While describing as "absolute shame" the fact that those responsible for the 1984 riots had not been brought to judgement, he sought to differentiate between the 1984 riots and those that occurred in Gujarat under the watch of Chief Minister Modi.
Sen argued that Congress leaders, Sonia Gandhi, Manmohan Singh and Rahul Gandhi, who were fighting elections today, were not the people responsible for the anti-Sikh riots. No one had accused them of that, whereas Modi was the Chief Minister when the riots took place.
Moreover, he said that the anti-Sikh riots were not something that fitted into the Congress philosophy. "There is no philosophy of killing Sikhs in the Congress," he told a TV news channel in an interview.
On the other hand, he said that treatment of Muslims in Gujarat raised the question as to whether they were treated as second class citizens. "That is a continuing problem," he said, adding Narayanamurthy was a great friend of his but he did not agree with him on this issue.
Asked whether the recent Assembly poll results showed that there was a Modi wave or more of an anti-Congress wave which he was riding, Sen replied, "I would tend to think that there is an anti-Congress wave perhaps in the sense that the party is exhausted.
"Perhaps, in a sense, one of the big things about Modi is that any firm leader has an advantage when the leadership problems in Congress remains unresolved."
Asked if he thought the Congress should formally declare Rahul Gandhi as prime ministerial candidate, Sen said, "They have to have a game strategy. Election is not won by promising to win elections. I don`t think what the Congress strategy is at this time in winning the election."
On the rise of Aam Aadmi Party (AAP), Sen said he welcomed it very much although he had been skeptical of the likelihood of its performance.
"In this case there are two reasons to be delighted--one that it has happened and second - we Indians are unduly pessimistic and anything that demonstrates that they have gone for optimism must be a good thing. So from both points of view I`m delighted."

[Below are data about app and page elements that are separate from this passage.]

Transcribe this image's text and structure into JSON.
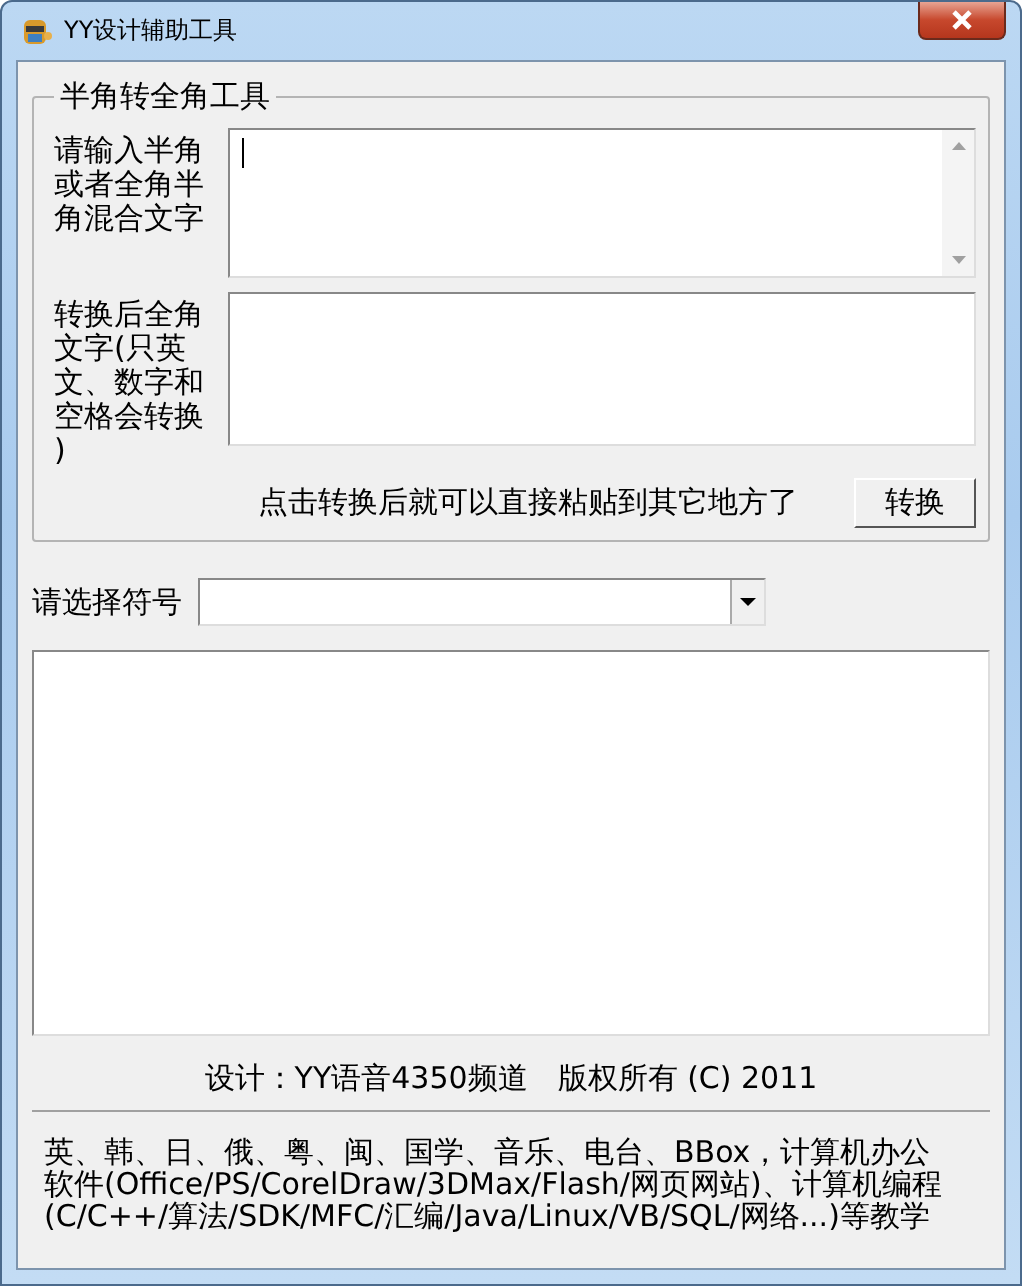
{
  "window": {
    "title": "YY设计辅助工具"
  },
  "converter": {
    "title": "半角转全角工具",
    "input_label": "请输入半角或者全角半角混合文字",
    "input_focused": true,
    "output_label": "转换后全角文字(只英文、数字和空格会转换)",
    "hint": "点击转换后就可以直接粘贴到其它地方了",
    "convert_button": "转换"
  },
  "symbol_picker": {
    "label": "请选择符号"
  },
  "credit": "设计：YY语音4350频道　版权所有 (C) 2011",
  "description": "英、韩、日、俄、粤、闽、国学、音乐、电台、BBox，计算机办公软件(Office/PS/CorelDraw/3DMax/Flash/网页网站)、计算机编程(C/C++/算法/SDK/MFC/汇编/Java/Linux/VB/SQL/网络...)等教学"
}
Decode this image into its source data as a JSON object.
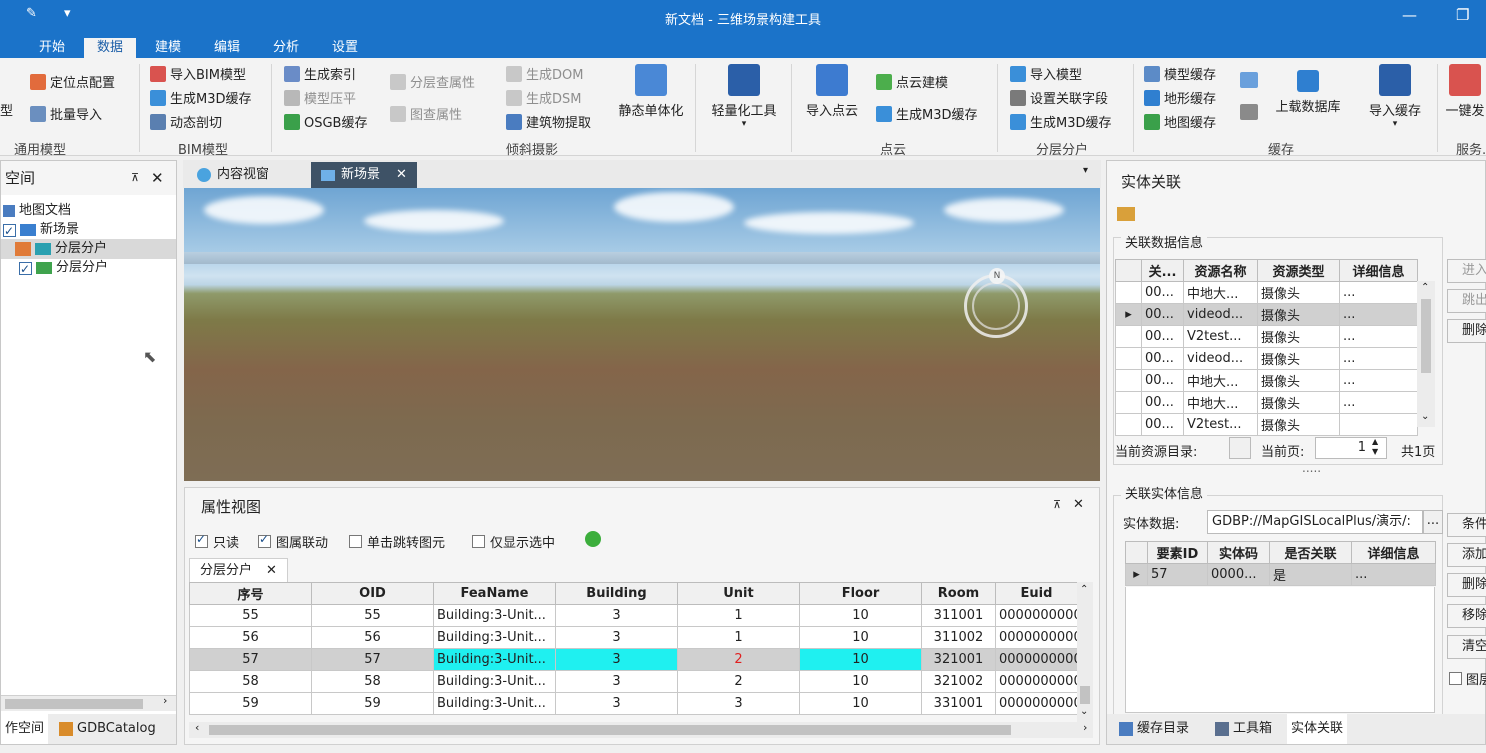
{
  "window": {
    "title": "新文档 - 三维场景构建工具"
  },
  "ribbon_tabs": [
    "开始",
    "数据",
    "建模",
    "编辑",
    "分析",
    "设置"
  ],
  "ribbon": {
    "general": {
      "label": "通用模型",
      "items": [
        "定位点配置",
        "批量导入"
      ],
      "cut_label": "型"
    },
    "bim": {
      "label": "BIM模型",
      "items": [
        "导入BIM模型",
        "生成M3D缓存",
        "动态剖切"
      ]
    },
    "oblique": {
      "label": "倾斜摄影",
      "items_a": [
        "生成索引",
        "模型压平",
        "OSGB缓存"
      ],
      "items_b": [
        "分层查属性",
        "图查属性"
      ],
      "items_c": [
        "生成DOM",
        "生成DSM",
        "建筑物提取"
      ],
      "big": "静态单体化"
    },
    "lightweight": {
      "big": "轻量化工具"
    },
    "pointcloud": {
      "label": "点云",
      "big": "导入点云",
      "items": [
        "点云建模",
        "生成M3D缓存"
      ]
    },
    "layered": {
      "label": "分层分户",
      "items": [
        "导入模型",
        "设置关联字段",
        "生成M3D缓存"
      ]
    },
    "cache": {
      "label": "缓存",
      "items": [
        "模型缓存",
        "地形缓存",
        "地图缓存"
      ],
      "big_a": "上载数据库",
      "big_b": "导入缓存"
    },
    "service": {
      "label": "服务...",
      "big": "一键发"
    }
  },
  "left_panel": {
    "title": "空间",
    "tree": [
      {
        "label": "地图文档",
        "level": 0
      },
      {
        "label": "新场景",
        "level": 1
      },
      {
        "label": "分层分户",
        "level": 2,
        "checked": true
      },
      {
        "label": "分层分户",
        "level": 2,
        "checked": true
      }
    ],
    "bottom_tabs": [
      "作空间",
      "GDBCatalog"
    ]
  },
  "doc_tabs": [
    "内容视窗",
    "新场景"
  ],
  "compass": {
    "label": "N"
  },
  "attr_view": {
    "title": "属性视图",
    "toolbar": [
      {
        "label": "只读",
        "checked": true
      },
      {
        "label": "图属联动",
        "checked": true
      },
      {
        "label": "单击跳转图元",
        "checked": false
      },
      {
        "label": "仅显示选中",
        "checked": false
      }
    ],
    "tab": "分层分户",
    "columns": [
      "序号",
      "OID",
      "FeaName",
      "Building",
      "Unit",
      "Floor",
      "Room",
      "Euid"
    ],
    "rows": [
      [
        "55",
        "55",
        "Building:3-Unit...",
        "3",
        "1",
        "10",
        "311001",
        "0000000000"
      ],
      [
        "56",
        "56",
        "Building:3-Unit...",
        "3",
        "1",
        "10",
        "311002",
        "0000000000"
      ],
      [
        "57",
        "57",
        "Building:3-Unit...",
        "3",
        "2",
        "10",
        "321001",
        "0000000000"
      ],
      [
        "58",
        "58",
        "Building:3-Unit...",
        "3",
        "2",
        "10",
        "321002",
        "0000000000"
      ],
      [
        "59",
        "59",
        "Building:3-Unit...",
        "3",
        "3",
        "10",
        "331001",
        "0000000000"
      ]
    ],
    "highlight_color": "#1ff0f0"
  },
  "right_panel": {
    "title": "实体关联",
    "assoc_data": {
      "label": "关联数据信息",
      "columns": [
        "关...",
        "资源名称",
        "资源类型",
        "详细信息"
      ],
      "rows": [
        [
          "00...",
          "中地大...",
          "摄像头",
          "..."
        ],
        [
          "00...",
          "videod...",
          "摄像头",
          "..."
        ],
        [
          "00...",
          "V2test...",
          "摄像头",
          "..."
        ],
        [
          "00...",
          "videod...",
          "摄像头",
          "..."
        ],
        [
          "00...",
          "中地大...",
          "摄像头",
          "..."
        ],
        [
          "00...",
          "中地大...",
          "摄像头",
          "..."
        ],
        [
          "00...",
          "V2test...",
          "摄像头",
          ""
        ]
      ],
      "buttons": [
        "进入",
        "跳出",
        "删除"
      ],
      "current_dir_label": "当前资源目录:",
      "current_page_label": "当前页:",
      "current_page": "1",
      "total_pages": "共1页",
      "splitter": "....."
    },
    "assoc_entity": {
      "label": "关联实体信息",
      "entity_data_label": "实体数据:",
      "entity_data_value": "GDBP://MapGISLocalPlus/演示/:",
      "browse": "...",
      "columns": [
        "要素ID",
        "实体码",
        "是否关联",
        "详细信息"
      ],
      "rows": [
        [
          "57",
          "0000...",
          "是",
          "..."
        ]
      ],
      "buttons": [
        "条件",
        "添加",
        "删除",
        "移除",
        "清空"
      ],
      "checkbox_label": "图层"
    },
    "bottom_tabs": [
      "缓存目录",
      "工具箱",
      "实体关联"
    ]
  }
}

Sen said he thought the challenge for Aam Aadmi was very easy in Delhi and hoped that the new party would become a very major force for Indian politics.
Asked whether the Supreme Court judgement re-criminalising homosexuality had disappointed him, Sen said, "Very disappointed would be an understatement.....I wouldn`t pretend to know more than SC judges do, but you could still ask the question was the reasoning right."
He said it is an issue of protection of minority rights and human rights.
"I think to say that you have to wait for the blessing of the majority in the Parliament in order to protect the human rights and the rights of the minorities and SC wouldn`t be anything to it, seems to be a failure of understanding of the role of SC," Sen said.